Towards in vivo monitoring of neutron distributions for quality control of BNCT

W. F.A.R. Verbakel, K. Hideghety, J. Morrissey, W. Sauerwein, F. Stecher-Rasmussen

Research output: Contribution to journalArticle

6 Citations (Scopus)

Abstract

Dose delivery in boron neutron capture therapy (BNCT) is complex because several components contribute to the dose absorbed in tissue. This dose is largely determined by local boron concentration, thermal neutron distribution and patient positioning. In vivo measurements of these factors would considerably improve quality control and safety. During therapy, a γ-ray telescope measures the γ-rays emitted following neutron capture by hydrogen and boron in a small volume of the head of a patient. Scans of hydrogen γ-ray emissions could be used to verify the actual distribution of thermal neutrons during neutron irradiation. The method was first tested on different phantoms. These measurements showed good agreement with calculations based on thermal neutron distributions derived from a treatment planning program and from Monte Carlo N-particle (MCNP) simulations. Next, the feasibility of telescope scans during patient irradiation therapy was demonstrated. Measurements were reproducible between irradiation fractions. In theory, this method can be used to verify the positioning of the patient in vivo and the delivery of thermal neutrons in tissue. However, differences between measurements and calculations based on a routine treatment planning program were observed. These differences could be used to refine the treatment planning. Further developments will be necessary for this method to become a standard quality control system.

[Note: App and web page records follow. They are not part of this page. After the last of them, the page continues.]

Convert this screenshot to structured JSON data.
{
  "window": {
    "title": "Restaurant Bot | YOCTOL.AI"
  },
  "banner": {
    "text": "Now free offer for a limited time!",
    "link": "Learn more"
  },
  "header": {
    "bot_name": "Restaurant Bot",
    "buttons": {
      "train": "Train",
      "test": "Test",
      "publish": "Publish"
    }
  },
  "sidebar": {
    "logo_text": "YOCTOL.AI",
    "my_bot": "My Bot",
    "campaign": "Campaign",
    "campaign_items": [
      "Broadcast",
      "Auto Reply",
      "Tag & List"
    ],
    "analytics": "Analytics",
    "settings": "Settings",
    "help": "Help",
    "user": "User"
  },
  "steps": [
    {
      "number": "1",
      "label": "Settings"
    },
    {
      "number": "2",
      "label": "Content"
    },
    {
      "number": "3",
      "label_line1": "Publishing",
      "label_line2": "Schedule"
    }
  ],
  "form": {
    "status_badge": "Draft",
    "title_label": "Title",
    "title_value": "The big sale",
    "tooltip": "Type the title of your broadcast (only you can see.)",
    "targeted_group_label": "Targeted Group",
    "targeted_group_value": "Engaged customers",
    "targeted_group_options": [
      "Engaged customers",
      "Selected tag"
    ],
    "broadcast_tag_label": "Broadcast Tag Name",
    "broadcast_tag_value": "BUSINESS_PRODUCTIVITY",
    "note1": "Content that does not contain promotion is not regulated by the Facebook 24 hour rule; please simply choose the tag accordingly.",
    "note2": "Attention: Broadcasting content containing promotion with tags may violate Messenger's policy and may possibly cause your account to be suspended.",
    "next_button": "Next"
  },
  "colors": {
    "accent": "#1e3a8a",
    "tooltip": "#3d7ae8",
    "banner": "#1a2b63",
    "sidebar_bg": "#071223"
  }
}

Original languageEnglish
Pages (from-to)1059-1072
Number of pages14
JournalPhysics in medicine and biology
Volume47
Issue number7
DOIs
Publication statusPublished - Apr 7 2002

ASJC Scopus subject areas

  • Radiological and Ultrasound Technology
  • Radiology Nuclear Medicine and imaging

Fingerprint Dive into the research topics of 'Towards in vivo monitoring of neutron distributions for quality control of BNCT'. Together they form a unique fingerprint.

  • Cite this